Our early staff engagement focussed on three key areas.
We talked about how the data world has changed in the 20 years since the Data Protection Act (Smartphone anyone?!). We talked about the links with child protection, and how it is right that pupils and parents are aware of how their data is used, and how to exercise the rights they have as part of how we work with them.
Validate the data map
Rather than show a diagram and ask ‘is this right?’, we asked more open questions. The strong message that came out from that seemed to be that whilst SLT were very astute on the systems that contain personal data, the wider staff group were really hot on the physical places we store and use personal data, notably data around special educational needs and medical information.
Brainstorm our current risks and how to mitigate them
Talking these through with staff identified a number of small tweaks to our physical storage of data and ways of working in particular.
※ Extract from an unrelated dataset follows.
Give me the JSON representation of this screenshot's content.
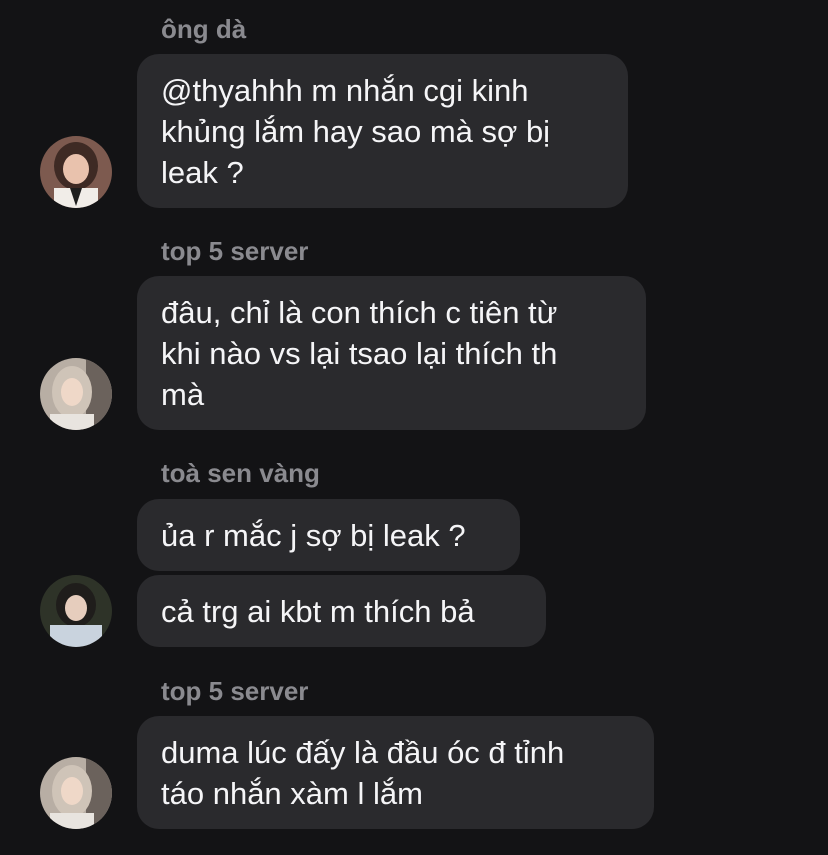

Very quickly we identified that our mitigations were a combination of people (being aware and responsible data users), processes (how those highly aware people will work to ensure we protect the data) and technology (how we’ll ensure the technology that we use to do our jobs is secure and minimises data use). We’ll be working on all three in the coming months.
Moving forward, we also agreed these principles…
- GDPR should not make silly things happen. If we reach an odd conclusion when working through the detail that doesn’t feel in the best interests of our children, we should take the step back and look again. Chances are we have gone wrong somewhere in our thinking.
- Our approach should be to continuously drive down risks. To do that, we need to clearly articulate the risks and our strategy for managing them down so it can be challenged and supported by our governing body.
- It is a little and often job. We’re all still learning and not many of us went into education to read detailed legislation! But we should be on the front foot to understand and deliver the right response.
- Communicating is important. We’ll commit to ensuring parents (and staff for our workforce data) are really well informed on data usage and their rights. The point of registering as a new pupil, as well as our website, are two key parts to that strategy. And we will talk regularly and often with schools we collaborate with in our locality, as this will help us be efficient and effective in responding to GDPR.
In summary, for me engaging staff on data protection isn’t a matter of detailed, dry material about ‘what does the law say and what is changing?’, rather it was about quickly using that to set up a very practical conversation about our ways of working now and in the future.
As a result of the all-staff conversation, our team have become that bit more aware of their own responsibilities, and our SLT have a better line of sight on the risks and challenges as a result of staff engaging with the topic. Well worth half an hour on a wet Wednesday afternoon!